More Than 8 In 10 Americans Say Media Is Biased, To Blame For Political Division
Eighty-six percent of Americans believe there is “a great deal” or “a fair amount” of political bias in the way the media covers news, according to a Knight Foundation/Gallup poll released on Tuesday. The number of Americans that see bias in the media is up almost 25 percentage points from 62 percent in 2007. Almost half of Americans — 49 percent — now say there’s a great deal of political bias in news coverage.
While Republicans are more likely to say there’s a “great deal” of bias and Democrats more often said there was a “fair amount,” large majorities of both political parties believed that some bias existed: 78 percent of Democrats and 94 percent of Republicans.
These numbers were collected from polling of more than 20,000 Americans between November and February, even before the COVID-19 pandemic, the death of George Floyd, and the resulting media coverage of both events.

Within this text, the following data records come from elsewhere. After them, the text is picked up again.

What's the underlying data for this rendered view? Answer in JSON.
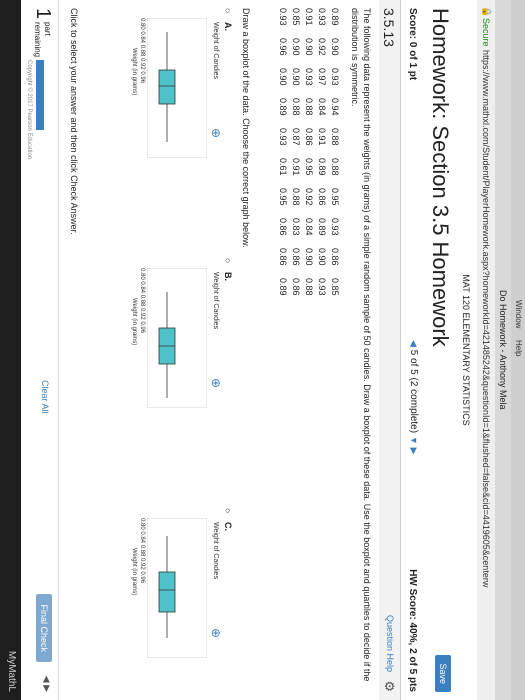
{
  "browser": {
    "menu": [
      "Window",
      "Help"
    ],
    "tab_title": "Do Homework - Anthony Mela",
    "secure_label": "Secure",
    "url": "https://www.mathxl.com/Student/PlayerHomework.aspx?homeworkId=421485242&questionId=1&flushed=false&cid=4419605&centerw"
  },
  "course": {
    "name": "MAT 120 ELEMENTARY STATISTICS"
  },
  "homework": {
    "title": "Homework: Section 3.5 Homework",
    "save_label": "Save",
    "score": "Score: 0 of 1 pt",
    "pager": "5 of 5 (2 complete)",
    "hw_score": "HW Score: 40%, 2 of 5 pts",
    "question_number": "3.5.13",
    "question_help": "Question Help"
  },
  "question": {
    "instruction": "The following data represent the weights (in grams) of a simple random sample of 50 candies. Draw a boxplot of these data. Use the boxplot and quartiles to decide if the distribution is symmetric.",
    "data_rows": [
      [
        "0.89",
        "0.90",
        "0.93",
        "0.94",
        "0.88",
        "0.88",
        "0.95",
        "0.93",
        "0.86",
        "0.85"
      ],
      [
        "0.93",
        "0.92",
        "0.97",
        "0.84",
        "0.91",
        "0.89",
        "0.86",
        "0.89",
        "0.90",
        "0.93"
      ],
      [
        "0.91",
        "0.90",
        "0.93",
        "0.88",
        "0.86",
        "0.95",
        "0.92",
        "0.84",
        "0.90",
        "0.88"
      ],
      [
        "0.85",
        "0.90",
        "0.90",
        "0.88",
        "0.87",
        "0.91",
        "0.88",
        "0.83",
        "0.86",
        "0.86"
      ],
      [
        "0.93",
        "0.96",
        "0.90",
        "0.89",
        "0.93",
        "0.61",
        "0.95",
        "0.86",
        "0.86",
        "0.89"
      ]
    ],
    "draw_prompt": "Draw a boxplot of the data. Choose the correct graph below.",
    "options": [
      {
        "letter": "A.",
        "graph_title": "Weight of Candies",
        "ticks": "0.80 0.84 0.88 0.92 0.96",
        "xlabel": "Weight (in grams)"
      },
      {
        "letter": "B.",
        "graph_title": "Weight of Candies",
        "ticks": "0.80 0.84 0.88 0.92 0.96",
        "xlabel": "Weight (in grams)"
      },
      {
        "letter": "C.",
        "graph_title": "Weight of Candies",
        "ticks": "0.80 0.84 0.88 0.92 0.96",
        "xlabel": "Weight (in grams)"
      }
    ],
    "click_note": "Click to select your answer and then click Check Answer."
  },
  "footer": {
    "parts_count": "1",
    "parts_label": "part",
    "remaining_label": "remaining",
    "clear_all": "Clear All",
    "final_check": "Final Check",
    "copyright": "Copyright © 2017 Pearson Education"
  },
  "brand": {
    "name": "MyMathL"
  },
  "colors": {
    "accent": "#3a7fc1",
    "box_fill": "#4fc1c8",
    "secure_green": "#1a8a1a"
  }
}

Not only do most Americans recognize media bias, they also believe it’s intentional. When asked about their views of news organizations they distrust, 79 percent of poll respondents said those outlets were “trying to persuade people to adopt a certain viewpoint.” When news is inaccurate, 54 percent of Americans think it’s because reporters are “misrepresenting the facts,” while 28 percent assume they’re “making them up entirely.”
And more than 8 in 10 Americans — 84 percent — assign the media either a great deal (48 percent) or a moderate amount (36 percent) of blame for political division.
It’s not that Americans don’t have high expectations for what the media should be doing; they just don’t think the news industry is hitting the mark. Eighty-four percent said news media is critical or very important to democracy, and 92 percent believe that providing “accurate and fair news reports” is a critical or very important role.
But almost three-fourths (73 percent) of Americans believe it’s a “major problem” for so much bias to exist in news that’s supposed to be objective. That number has increased from 65 percent in 2017.
Over half — 56 percent — also admitted to recognizing bias in their own go-to publications.
Finally, younger Americans are trusting the media less than their parents and grandparents. Only 19 percent of Americans under 30 and 27 percent of Americans 30-49 had a favorable opinion of the news media, compared with 44 percent of those over 65.
Elle Reynolds is an intern at the Federalist, and a senior at Patrick Henry College studying government and journalism. You can follow her work on Twitter at @_etreynolds.